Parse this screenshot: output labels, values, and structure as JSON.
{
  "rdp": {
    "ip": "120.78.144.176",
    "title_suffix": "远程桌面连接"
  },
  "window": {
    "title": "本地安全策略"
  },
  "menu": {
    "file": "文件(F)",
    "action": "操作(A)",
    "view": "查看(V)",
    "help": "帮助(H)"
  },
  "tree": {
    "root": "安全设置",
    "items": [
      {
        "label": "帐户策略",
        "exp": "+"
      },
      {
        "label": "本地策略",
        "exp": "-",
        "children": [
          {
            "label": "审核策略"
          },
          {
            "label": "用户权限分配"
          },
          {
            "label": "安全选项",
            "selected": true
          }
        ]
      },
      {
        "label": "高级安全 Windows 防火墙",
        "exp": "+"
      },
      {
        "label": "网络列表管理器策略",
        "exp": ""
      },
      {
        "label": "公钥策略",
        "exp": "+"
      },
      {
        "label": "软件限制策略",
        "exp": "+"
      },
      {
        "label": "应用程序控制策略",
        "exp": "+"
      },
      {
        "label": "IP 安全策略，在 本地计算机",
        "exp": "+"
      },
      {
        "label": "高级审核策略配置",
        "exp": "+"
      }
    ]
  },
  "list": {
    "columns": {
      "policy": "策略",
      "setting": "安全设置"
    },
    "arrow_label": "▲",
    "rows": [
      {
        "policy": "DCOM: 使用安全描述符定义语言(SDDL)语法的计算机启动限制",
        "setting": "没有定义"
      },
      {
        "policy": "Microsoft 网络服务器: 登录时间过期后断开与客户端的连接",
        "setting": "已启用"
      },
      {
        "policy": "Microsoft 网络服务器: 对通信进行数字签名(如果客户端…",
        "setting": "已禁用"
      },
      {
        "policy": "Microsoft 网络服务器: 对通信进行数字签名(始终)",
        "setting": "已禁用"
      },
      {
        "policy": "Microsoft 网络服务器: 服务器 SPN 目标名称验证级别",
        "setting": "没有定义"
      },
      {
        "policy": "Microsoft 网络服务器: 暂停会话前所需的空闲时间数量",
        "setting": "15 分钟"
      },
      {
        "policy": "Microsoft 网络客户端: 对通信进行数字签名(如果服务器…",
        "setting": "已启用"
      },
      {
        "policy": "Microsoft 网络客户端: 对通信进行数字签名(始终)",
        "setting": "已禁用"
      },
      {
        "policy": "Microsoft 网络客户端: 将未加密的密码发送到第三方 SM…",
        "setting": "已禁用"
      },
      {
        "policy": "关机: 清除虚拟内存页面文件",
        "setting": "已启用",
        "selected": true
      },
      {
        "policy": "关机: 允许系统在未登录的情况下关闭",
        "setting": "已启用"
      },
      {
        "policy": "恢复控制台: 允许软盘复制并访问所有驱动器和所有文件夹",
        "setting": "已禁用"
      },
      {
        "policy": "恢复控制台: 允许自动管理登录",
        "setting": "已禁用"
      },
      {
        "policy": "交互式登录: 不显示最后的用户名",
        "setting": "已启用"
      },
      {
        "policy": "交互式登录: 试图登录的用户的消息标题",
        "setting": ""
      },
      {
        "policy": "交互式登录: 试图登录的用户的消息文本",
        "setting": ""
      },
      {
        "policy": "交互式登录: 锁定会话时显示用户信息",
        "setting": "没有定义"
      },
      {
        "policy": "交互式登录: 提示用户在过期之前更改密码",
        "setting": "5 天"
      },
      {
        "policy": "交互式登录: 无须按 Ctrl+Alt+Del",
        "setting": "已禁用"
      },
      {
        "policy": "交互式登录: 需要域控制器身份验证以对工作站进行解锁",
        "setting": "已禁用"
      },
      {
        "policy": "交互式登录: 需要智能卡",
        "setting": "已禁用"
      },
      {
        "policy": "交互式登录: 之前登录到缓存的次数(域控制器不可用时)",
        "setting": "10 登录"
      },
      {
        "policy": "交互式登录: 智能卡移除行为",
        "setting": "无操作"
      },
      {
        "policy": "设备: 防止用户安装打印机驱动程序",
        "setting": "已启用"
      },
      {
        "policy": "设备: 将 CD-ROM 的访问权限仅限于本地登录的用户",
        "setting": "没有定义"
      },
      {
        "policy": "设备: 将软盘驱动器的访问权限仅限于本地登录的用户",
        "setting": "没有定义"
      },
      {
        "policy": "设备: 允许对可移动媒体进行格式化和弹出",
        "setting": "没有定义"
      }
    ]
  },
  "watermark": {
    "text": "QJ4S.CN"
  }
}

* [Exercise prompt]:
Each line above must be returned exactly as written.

* [Response]:
Parse this screenshot: output labels, values, and structure as JSON.
{
  "rdp": {
    "ip": "120.78.144.176",
    "title_suffix": "远程桌面连接"
  },
  "window": {
    "title": "本地安全策略"
  },
  "menu": {
    "file": "文件(F)",
    "action": "操作(A)",
    "view": "查看(V)",
    "help": "帮助(H)"
  },
  "tree": {
    "root": "安全设置",
    "items": [
      {
        "label": "帐户策略",
        "exp": "+"
      },
      {
        "label": "本地策略",
        "exp": "-",
        "children": [
          {
            "label": "审核策略"
          },
          {
            "label": "用户权限分配"
          },
          {
            "label": "安全选项",
            "selected": true
          }
        ]
      },
      {
        "label": "高级安全 Windows 防火墙",
        "exp": "+"
      },
      {
        "label": "网络列表管理器策略",
        "exp": ""
      },
      {
        "label": "公钥策略",
        "exp": "+"
      },
      {
        "label": "软件限制策略",
        "exp": "+"
      },
      {
        "label": "应用程序控制策略",
        "exp": "+"
      },
      {
        "label": "IP 安全策略，在 本地计算机",
        "exp": "+"
      },
      {
        "label": "高级审核策略配置",
        "exp": "+"
      }
    ]
  },
  "list": {
    "columns": {
      "policy": "策略",
      "setting": "安全设置"
    },
    "arrow_label": "▲",
    "rows": [
      {
        "policy": "DCOM: 使用安全描述符定义语言(SDDL)语法的计算机启动限制",
        "setting": "没有定义"
      },
      {
        "policy": "Microsoft 网络服务器: 登录时间过期后断开与客户端的连接",
        "setting": "已启用"
      },
      {
        "policy": "Microsoft 网络服务器: 对通信进行数字签名(如果客户端…",
        "setting": "已禁用"
      },
      {
        "policy": "Microsoft 网络服务器: 对通信进行数字签名(始终)",
        "setting": "已禁用"
      },
      {
        "policy": "Microsoft 网络服务器: 服务器 SPN 目标名称验证级别",
        "setting": "没有定义"
      },
      {
        "policy": "Microsoft 网络服务器: 暂停会话前所需的空闲时间数量",
        "setting": "15 分钟"
      },
      {
        "policy": "Microsoft 网络客户端: 对通信进行数字签名(如果服务器…",
        "setting": "已启用"
      },
      {
        "policy": "Microsoft 网络客户端: 对通信进行数字签名(始终)",
        "setting": "已禁用"
      },
      {
        "policy": "Microsoft 网络客户端: 将未加密的密码发送到第三方 SM…",
        "setting": "已禁用"
      },
      {
        "policy": "关机: 清除虚拟内存页面文件",
        "setting": "已启用",
        "selected": true
      },
      {
        "policy": "关机: 允许系统在未登录的情况下关闭",
        "setting": "已启用"
      },
      {
        "policy": "恢复控制台: 允许软盘复制并访问所有驱动器和所有文件夹",
        "setting": "已禁用"
      },
      {
        "policy": "恢复控制台: 允许自动管理登录",
        "setting": "已禁用"
      },
      {
        "policy": "交互式登录: 不显示最后的用户名",
        "setting": "已启用"
      },
      {
        "policy": "交互式登录: 试图登录的用户的消息标题",
        "setting": ""
      },
      {
        "policy": "交互式登录: 试图登录的用户的消息文本",
        "setting": ""
      },
      {
        "policy": "交互式登录: 锁定会话时显示用户信息",
        "setting": "没有定义"
      },
      {
        "policy": "交互式登录: 提示用户在过期之前更改密码",
        "setting": "5 天"
      },
      {
        "policy": "交互式登录: 无须按 Ctrl+Alt+Del",
        "setting": "已禁用"
      },
      {
        "policy": "交互式登录: 需要域控制器身份验证以对工作站进行解锁",
        "setting": "已禁用"
      },
      {
        "policy": "交互式登录: 需要智能卡",
        "setting": "已禁用"
      },
      {
        "policy": "交互式登录: 之前登录到缓存的次数(域控制器不可用时)",
        "setting": "10 登录"
      },
      {
        "policy": "交互式登录: 智能卡移除行为",
        "setting": "无操作"
      },
      {
        "policy": "设备: 防止用户安装打印机驱动程序",
        "setting": "已启用"
      },
      {
        "policy": "设备: 将 CD-ROM 的访问权限仅限于本地登录的用户",
        "setting": "没有定义"
      },
      {
        "policy": "设备: 将软盘驱动器的访问权限仅限于本地登录的用户",
        "setting": "没有定义"
      },
      {
        "policy": "设备: 允许对可移动媒体进行格式化和弹出",
        "setting": "没有定义"
      }
    ]
  },
  "watermark": {
    "text": "QJ4S.CN"
  }
}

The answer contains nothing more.